Gogoro plans to use a special purpose acquisition company to break into China’s famously cutthroat automobile sector ahead of a Nasdaq IPO, valuing the electric scooter and battery swapping tech company at $2.35 billion.
Despite investment and supply chain decoupling from China as Beijing pushes down on powerful domestic tech businesses and foreign financing, the debut of Gogoro’s technology in Hangzhou on Monday is a reminder of the Chinese market’s ongoing appeal.
“It’s just a massive market,” says the entrepreneur. The Financial Times quoted Horace Luke, Gogoro’s founder and chief executive, as saying, “There are just so many vehicles on the road there, you have to get in.”
The Taiwanese firm’s entry into China comes despite a slew of obstacles, including intellectual property theft, overcapacity, and fierce rivalry, that have hampered the success of carmakers like as Ford, Hyundai, and Tesla in China.
Gogoro does not sell scooters in China, the world’s largest two-wheeled vehicle market with 300 million riders on the road. Instead, it’s partnering with Yadea, the world’s largest manufacturer of two-wheeled electric cars, and Dachangjiang, China’s largest seller of petrol-powered two-wheelers, to deploy its battery swapping technology.

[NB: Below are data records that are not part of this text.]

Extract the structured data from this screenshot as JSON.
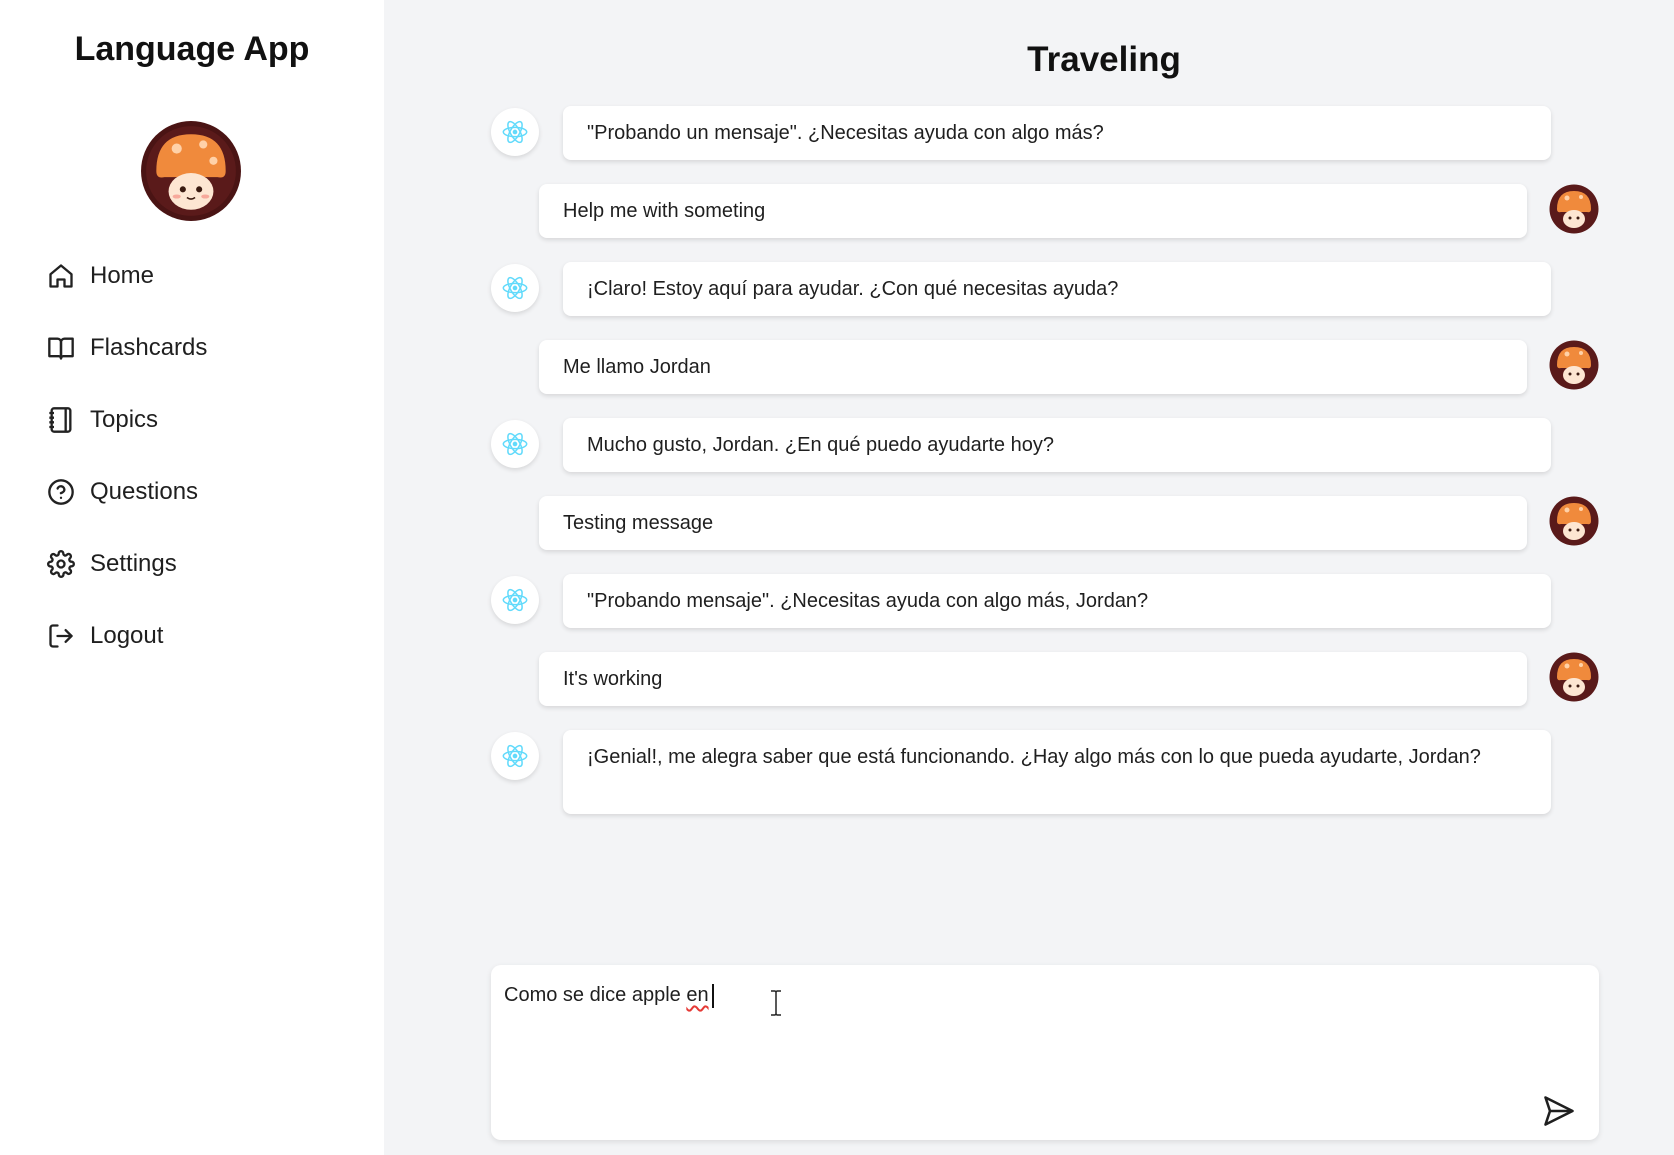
{
  "app": {
    "title": "Language App"
  },
  "sidebar": {
    "items": [
      {
        "label": "Home",
        "icon": "home-icon"
      },
      {
        "label": "Flashcards",
        "icon": "book-icon"
      },
      {
        "label": "Topics",
        "icon": "notebook-icon"
      },
      {
        "label": "Questions",
        "icon": "question-circle-icon"
      },
      {
        "label": "Settings",
        "icon": "gear-icon"
      },
      {
        "label": "Logout",
        "icon": "logout-icon"
      }
    ]
  },
  "chat": {
    "title": "Traveling",
    "messages": [
      {
        "role": "bot",
        "text": "\"Probando un mensaje\". ¿Necesitas ayuda con algo más?"
      },
      {
        "role": "user",
        "text": "Help me with someting"
      },
      {
        "role": "bot",
        "text": "¡Claro! Estoy aquí para ayudar. ¿Con qué necesitas ayuda?"
      },
      {
        "role": "user",
        "text": "Me llamo Jordan"
      },
      {
        "role": "bot",
        "text": "Mucho gusto, Jordan. ¿En qué puedo ayudarte hoy?"
      },
      {
        "role": "user",
        "text": "Testing message"
      },
      {
        "role": "bot",
        "text": "\"Probando mensaje\". ¿Necesitas ayuda con algo más, Jordan?"
      },
      {
        "role": "user",
        "text": "It's working"
      },
      {
        "role": "bot",
        "text": "¡Genial!, me alegra saber que está funcionando. ¿Hay algo más con lo que pueda ayudarte, Jordan?"
      }
    ]
  },
  "input": {
    "value_prefix": "Como se dice apple ",
    "value_misspelled": "en"
  },
  "colors": {
    "sidebar_bg": "#ffffff",
    "main_bg": "#f3f4f6",
    "bot_icon": "#61dafb",
    "mushroom_cap": "#f08a3c",
    "avatar_ring": "#5a1a1a"
  }
}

New scooter models are being released by Chinese firms that will be compatible with Gogoro’s swapping network, which will begin with 80 stations in Hangzhou. Drivers can simply swap out drained batteries on the network, avoiding having to charge their scooters themselves.
Luke compared the joint-venture strategy to Microsoft’s or chip designer MediaTek’s approaches in China, where local groups licence platforms and underpinning technologies.